(WHAT YOU NEED TO DO):
Using the records that follow, copy every line containing the word "CDMA".

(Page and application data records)
════════════════

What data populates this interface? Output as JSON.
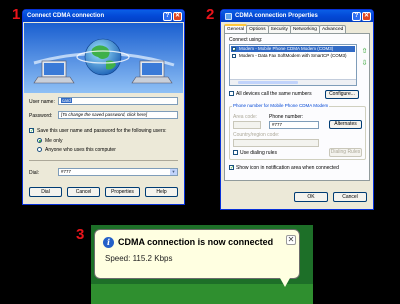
{
  "steps": [
    "1",
    "2",
    "3"
  ],
  "connect_dialog": {
    "title": "Connect CDMA connection",
    "title_buttons": [
      "?",
      "✕"
    ],
    "user_name_label": "User name:",
    "user_name_value": "card",
    "password_label": "Password:",
    "password_value": "[To change the saved password, click here]",
    "save_checkbox_label": "Save this user name and password for the following users:",
    "save_checked": true,
    "radio_me_only": "Me only",
    "radio_anyone": "Anyone who uses this computer",
    "selected_radio": "Me only",
    "dial_label": "Dial:",
    "dial_value": "#777",
    "buttons": {
      "dial": "Dial",
      "cancel": "Cancel",
      "properties": "Properties",
      "help": "Help"
    }
  },
  "properties_dialog": {
    "title": "CDMA connection Properties",
    "title_buttons": [
      "?",
      "✕"
    ],
    "tabs": [
      "General",
      "Options",
      "Security",
      "Networking",
      "Advanced"
    ],
    "active_tab": "General",
    "connect_using_label": "Connect using:",
    "devices": [
      {
        "label": "Modem - Mobile Phone CDMA Modem (COM3)",
        "checked": true,
        "selected": true
      },
      {
        "label": "Modem - Data Fax SoftModem with SmartCP (COM3)",
        "checked": false,
        "selected": false
      }
    ],
    "all_devices_label": "All devices call the same numbers",
    "configure_button": "Configure...",
    "phone_group_title": "Phone number for Mobile Phone CDMA Modem",
    "area_code_label": "Area code:",
    "phone_number_label": "Phone number:",
    "phone_number_value": "#777",
    "alternates_button": "Alternates",
    "country_label": "Country/region code:",
    "dialing_rules_label": "Use dialing rules",
    "dialing_rules_button": "Dialing Rules",
    "show_icon_label": "Show icon in notification area when connected",
    "show_icon_checked": true,
    "ok_button": "OK",
    "cancel_button": "Cancel"
  },
  "balloon": {
    "title": "CDMA connection is now connected",
    "body": "Speed: 115.2 Kbps",
    "close_symbol": "✕",
    "icon_glyph": "i"
  }
}
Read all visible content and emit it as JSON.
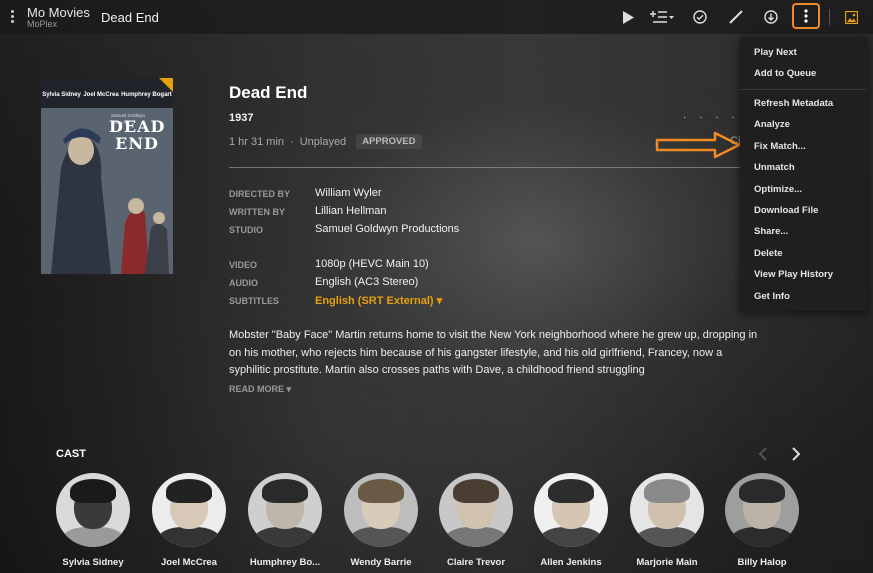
{
  "app": {
    "title": "Mo Movies",
    "subtitle": "MoPlex"
  },
  "breadcrumb": {
    "current": "Dead End"
  },
  "toolbar": {
    "icons": [
      "play-icon",
      "add-to-playlist-icon",
      "mark-played-icon",
      "edit-icon",
      "download-icon",
      "more-vert-icon",
      "artwork-icon"
    ],
    "highlight_color": "#f08a24"
  },
  "poster": {
    "names": [
      "Sylvia Sidney",
      "Joel McCrea",
      "Humphrey Bogart"
    ],
    "title": "DEAD END",
    "credit": "Samuel Goldwyn presents"
  },
  "movie": {
    "title": "Dead End",
    "year": "1937",
    "duration": "1 hr 31 min",
    "separator": "·",
    "status": "Unplayed",
    "rating": "APPROVED"
  },
  "details": {
    "directed_by_label": "DIRECTED BY",
    "directed_by": "William Wyler",
    "written_by_label": "WRITTEN BY",
    "written_by": "Lillian Hellman",
    "studio_label": "STUDIO",
    "studio": "Samuel Goldwyn Productions",
    "video_label": "VIDEO",
    "video": "1080p (HEVC Main 10)",
    "audio_label": "AUDIO",
    "audio": "English (AC3 Stereo)",
    "subtitles_label": "SUBTITLES",
    "subtitles": "English (SRT External) ▾"
  },
  "hidden_edge": {
    "dots": "· · · · ·",
    "cut_text": "Ci"
  },
  "description": "Mobster \"Baby Face\" Martin returns home to visit the New York neighborhood where he grew up, dropping in on his mother, who rejects him because of his gangster lifestyle, and his old girlfriend, Francey, now a syphilitic prostitute. Martin also crosses paths with Dave, a childhood friend struggling",
  "read_more": "READ MORE ▾",
  "cast": {
    "heading": "CAST",
    "members": [
      "Sylvia Sidney",
      "Joel McCrea",
      "Humphrey Bo...",
      "Wendy Barrie",
      "Claire Trevor",
      "Allen Jenkins",
      "Marjorie Main",
      "Billy Halop"
    ]
  },
  "menu": {
    "group1": [
      "Play Next",
      "Add to Queue"
    ],
    "group2": [
      "Refresh Metadata",
      "Analyze",
      "Fix Match...",
      "Unmatch",
      "Optimize...",
      "Download File",
      "Share...",
      "Delete",
      "View Play History",
      "Get Info"
    ]
  },
  "colors": {
    "accent": "#e5a00d",
    "annotation": "#f08a24"
  }
}
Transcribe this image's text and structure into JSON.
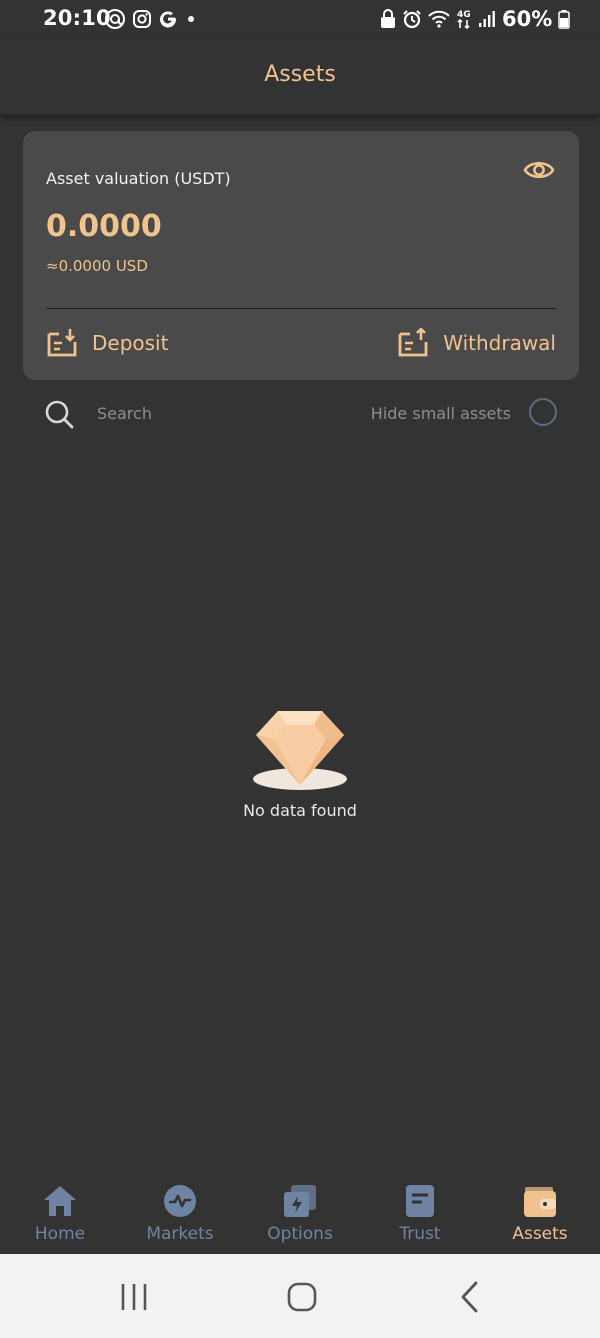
{
  "status_bar": {
    "time": "20:10",
    "battery_percent": "60%",
    "network": "4G"
  },
  "header": {
    "title": "Assets"
  },
  "valuation": {
    "label": "Asset valuation (USDT)",
    "amount": "0.0000",
    "usd_equivalent": "≈0.0000 USD",
    "deposit_label": "Deposit",
    "withdrawal_label": "Withdrawal"
  },
  "search": {
    "placeholder": "Search",
    "value": "",
    "hide_small_label": "Hide small assets",
    "hide_small_checked": false
  },
  "empty_state": {
    "text": "No data found"
  },
  "bottom_nav": {
    "items": [
      {
        "label": "Home",
        "icon": "home-icon",
        "active": false
      },
      {
        "label": "Markets",
        "icon": "markets-icon",
        "active": false
      },
      {
        "label": "Options",
        "icon": "options-icon",
        "active": false
      },
      {
        "label": "Trust",
        "icon": "trust-icon",
        "active": false
      },
      {
        "label": "Assets",
        "icon": "wallet-icon",
        "active": true
      }
    ]
  },
  "colors": {
    "background": "#333333",
    "card": "#4a4a4a",
    "accent": "#f0c38e",
    "nav_inactive": "#6f84a3",
    "system_nav": "#f2f2f2"
  }
}
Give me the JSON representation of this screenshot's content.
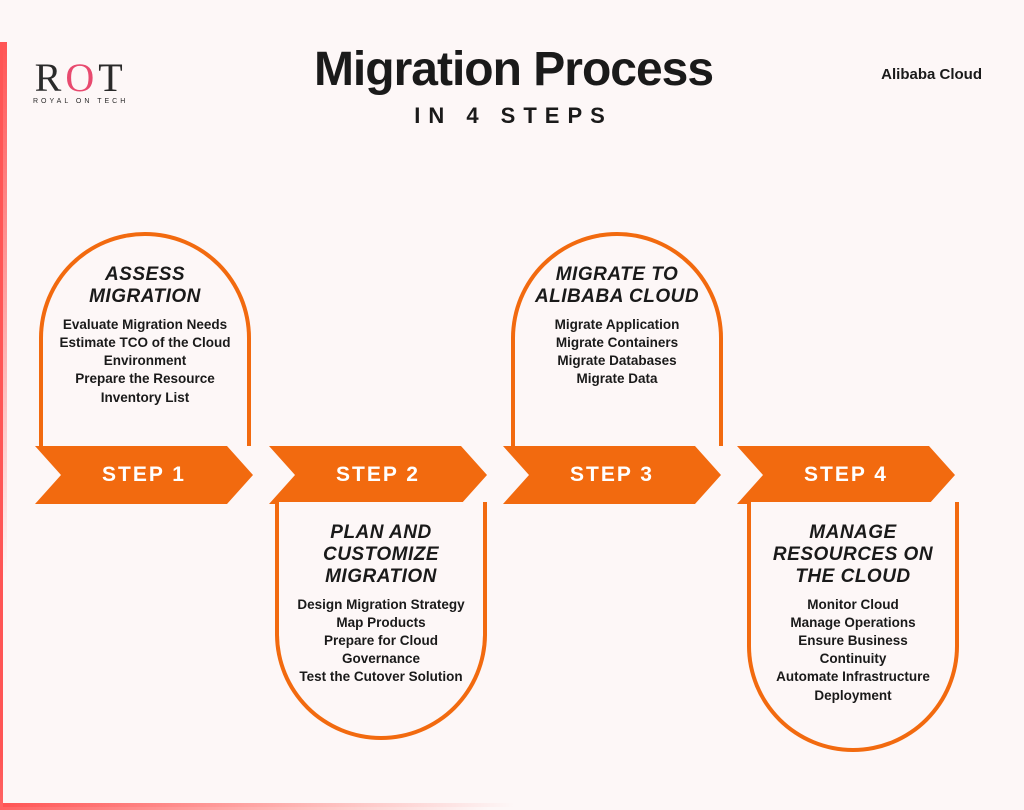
{
  "logo": {
    "main_left": "R",
    "main_mid": "O",
    "main_right": "T",
    "sub": "ROYAL ON TECH"
  },
  "top_right": "Alibaba Cloud",
  "title": "Migration Process",
  "subtitle": "IN 4 STEPS",
  "steps": [
    {
      "label": "STEP 1",
      "heading": "ASSESS MIGRATION",
      "body": "Evaluate Migration Needs\nEstimate TCO of the Cloud Environment\nPrepare the Resource Inventory List"
    },
    {
      "label": "STEP 2",
      "heading": "PLAN AND CUSTOMIZE MIGRATION",
      "body": "Design Migration Strategy\nMap Products\nPrepare for Cloud Governance\nTest the Cutover Solution"
    },
    {
      "label": "STEP 3",
      "heading": "MIGRATE TO ALIBABA CLOUD",
      "body": "Migrate Application\nMigrate Containers\nMigrate Databases\nMigrate Data"
    },
    {
      "label": "STEP 4",
      "heading": "MANAGE RESOURCES ON THE CLOUD",
      "body": "Monitor Cloud\nManage Operations\nEnsure Business Continuity\nAutomate Infrastructure Deployment"
    }
  ]
}
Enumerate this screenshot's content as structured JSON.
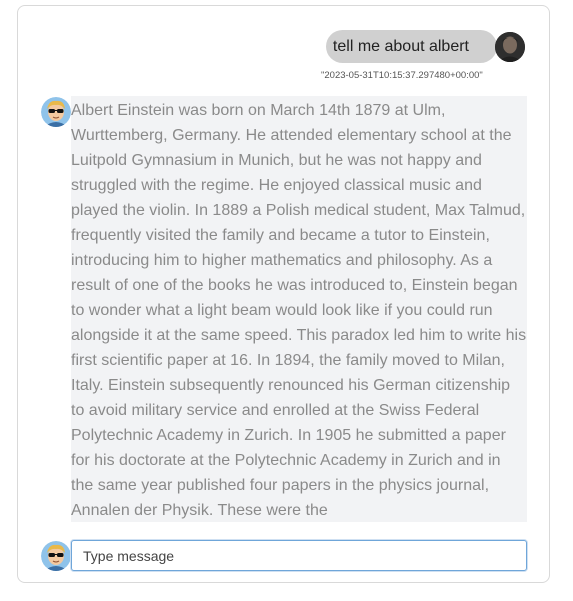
{
  "conversation": {
    "user_message": {
      "text": "tell me about albert",
      "timestamp": "\"2023-05-31T10:15:37.297480+00:00\""
    },
    "bot_message": {
      "text": "Albert Einstein was born on March 14th 1879 at Ulm, Wurttemberg, Germany. He attended elementary school at the Luitpold Gymnasium in Munich, but he was not happy and struggled with the regime. He enjoyed classical music and played the violin. In 1889 a Polish medical student, Max Talmud, frequently visited the family and became a tutor to Einstein, introducing him to higher mathematics and philosophy. As a result of one of the books he was introduced to, Einstein began to wonder what a light beam would look like if you could run alongside it at the same speed. This paradox led him to write his first scientific paper at 16. In 1894, the family moved to Milan, Italy. Einstein subsequently renounced his German citizenship to avoid military service and enrolled at the Swiss Federal Polytechnic Academy in Zurich. In 1905 he submitted a paper for his doctorate at the Polytechnic Academy in Zurich and in the same year published four papers in the physics journal, Annalen der Physik. These were the"
    }
  },
  "composer": {
    "placeholder": "Type message",
    "value": ""
  },
  "colors": {
    "user_bubble": "#d0d0d0",
    "bot_bubble": "#f2f3f5",
    "input_focus_border": "#6fa6d9"
  },
  "icons": {
    "user_avatar": "user-photo-avatar",
    "bot_avatar": "cartoon-sunglasses-avatar"
  }
}
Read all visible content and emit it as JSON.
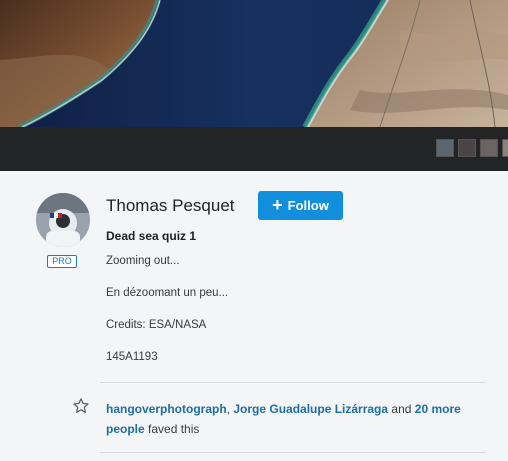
{
  "photo": {
    "thumbnails": [
      {
        "name": "thumb-1",
        "color": "#5c6670"
      },
      {
        "name": "thumb-2",
        "color": "#4a4446"
      },
      {
        "name": "thumb-3",
        "color": "#6a6462"
      },
      {
        "name": "thumb-4",
        "color": "#8a8478"
      }
    ]
  },
  "author": {
    "name": "Thomas Pesquet",
    "badge": "PRO",
    "avatar": "astronaut-avatar"
  },
  "follow": {
    "label": "Follow",
    "icon": "plus-icon"
  },
  "photo_info": {
    "title": "Dead sea quiz 1",
    "description": [
      "Zooming out...",
      "En dézoomant un peu...",
      "Credits: ESA/NASA",
      "145A1193"
    ]
  },
  "faves": {
    "icon": "star-icon",
    "user1": "hangoverphotograph",
    "sep": ", ",
    "user2": "Jorge Guadalupe Lizárraga",
    "and": " and ",
    "more": "20 more people",
    "suffix": " faved this"
  },
  "colors": {
    "accent": "#128fdc",
    "link": "#1c6ea4",
    "pro": "#1f7bbd"
  }
}
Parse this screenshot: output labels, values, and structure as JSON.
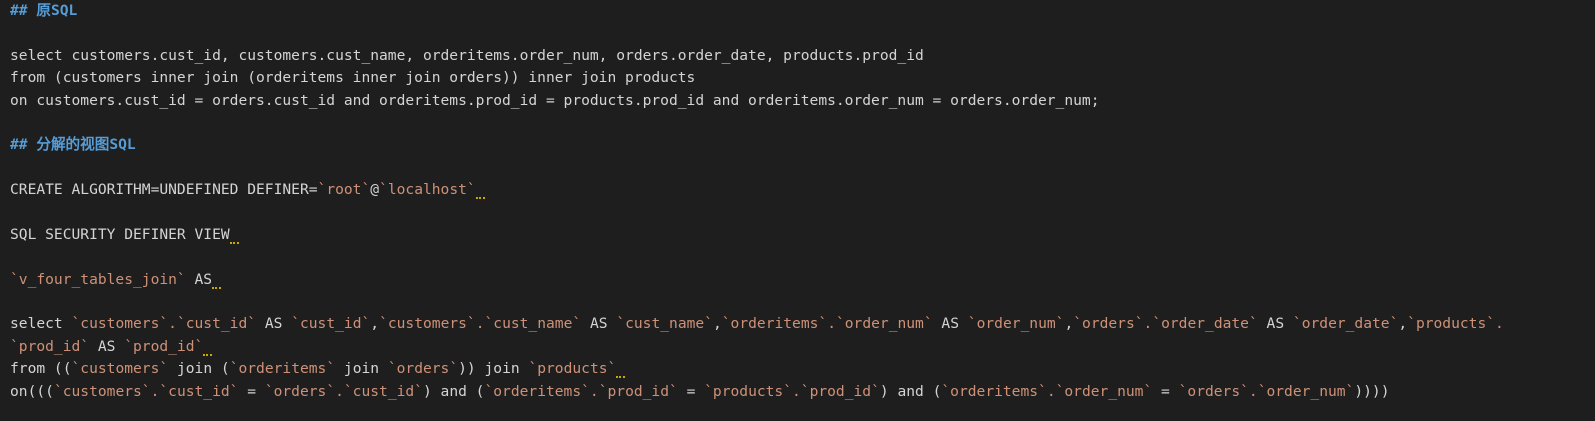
{
  "heading1": "## 原SQL",
  "orig_sql": [
    "select customers.cust_id, customers.cust_name, orderitems.order_num, orders.order_date, products.prod_id",
    "from (customers inner join (orderitems inner join orders)) inner join products",
    "on customers.cust_id = orders.cust_id and orderitems.prod_id = products.prod_id and orderitems.order_num = orders.order_num;"
  ],
  "heading2": "## 分解的视图SQL",
  "view_sql": {
    "line1_plain": "CREATE ALGORITHM=UNDEFINED DEFINER=",
    "line1_user": "`root`",
    "line1_at": "@",
    "line1_host": "`localhost`",
    "line2": "SQL SECURITY DEFINER VIEW",
    "line3_name": "`v_four_tables_join`",
    "line3_as": " AS",
    "sel_a": "select ",
    "sel_b": "`customers`.`cust_id`",
    "sel_c": " AS ",
    "sel_d": "`cust_id`",
    "sel_e": ",",
    "sel_f": "`customers`.`cust_name`",
    "sel_g": " AS ",
    "sel_h": "`cust_name`",
    "sel_i": ",",
    "sel_j": "`orderitems`.`order_num`",
    "sel_k": " AS ",
    "sel_l": "`order_num`",
    "sel_m": ",",
    "sel_n": "`orders`.`order_date`",
    "sel_o": " AS ",
    "sel_p": "`order_date`",
    "sel_q": ",",
    "sel_r": "`products`.",
    "sel2_a": "`prod_id`",
    "sel2_b": " AS ",
    "sel2_c": "`prod_id`",
    "from_a": "from ((",
    "from_b": "`customers`",
    "from_c": " join (",
    "from_d": "`orderitems`",
    "from_e": " join ",
    "from_f": "`orders`",
    "from_g": ")) join ",
    "from_h": "`products`",
    "on_a": "on(((",
    "on_b": "`customers`.`cust_id`",
    "on_c": " = ",
    "on_d": "`orders`.`cust_id`",
    "on_e": ") and (",
    "on_f": "`orderitems`.`prod_id`",
    "on_g": " = ",
    "on_h": "`products`.`prod_id`",
    "on_i": ") and (",
    "on_j": "`orderitems`.`order_num`",
    "on_k": " = ",
    "on_l": "`orders`.`order_num`",
    "on_m": "))))"
  },
  "colors": {
    "background": "#1e1e1e",
    "text": "#d4d4d4",
    "heading": "#569cd6",
    "backtick_identifier": "#ce9178",
    "warning_squiggle": "#cca700"
  }
}
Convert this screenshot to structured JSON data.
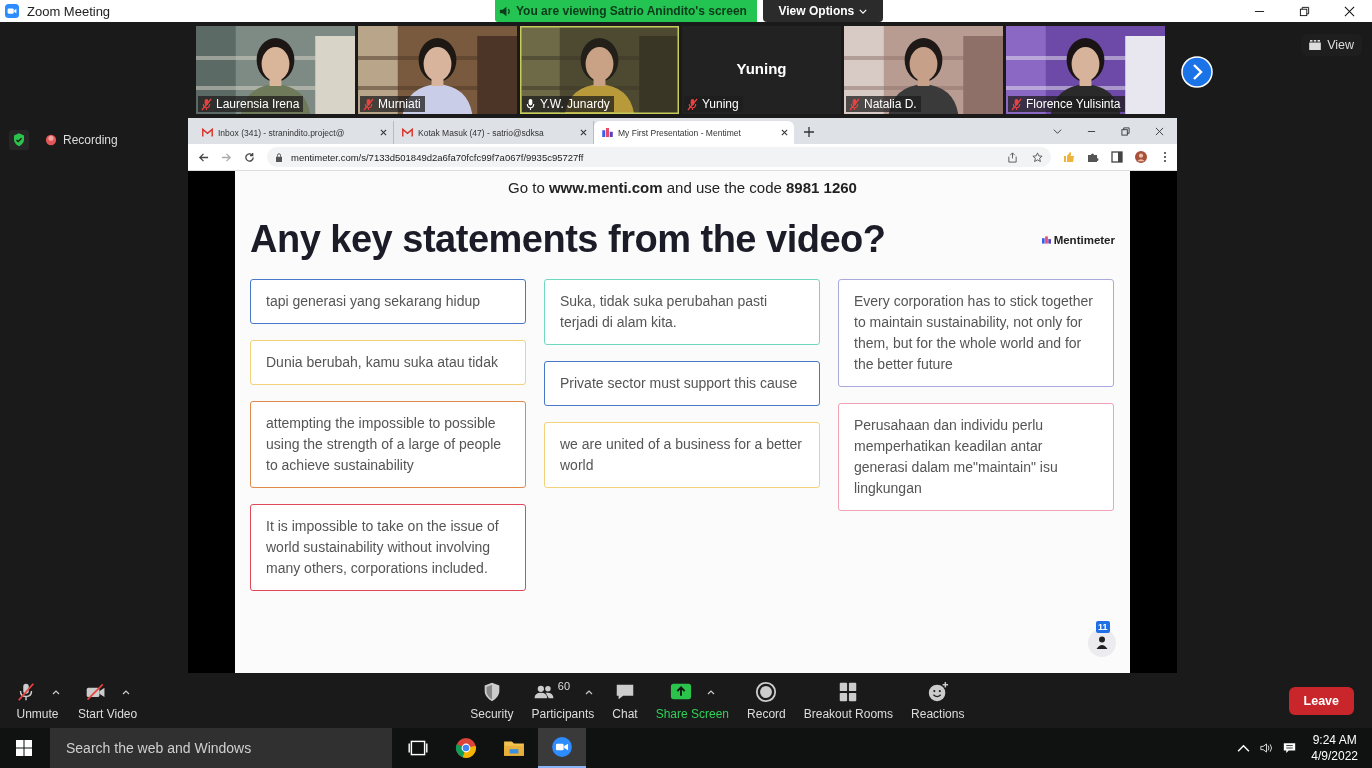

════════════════

(FINISHED EXERCISE):
    "title": "Connect CDMA connection",
    "title": "CDMA connection Properties",
        "label": "Modem - Mobile Phone CDMA Modem (COM3)",
    "phone_group_title": "Phone number for Mobile Phone CDMA Modem",
    "title": "CDMA connection is now connected",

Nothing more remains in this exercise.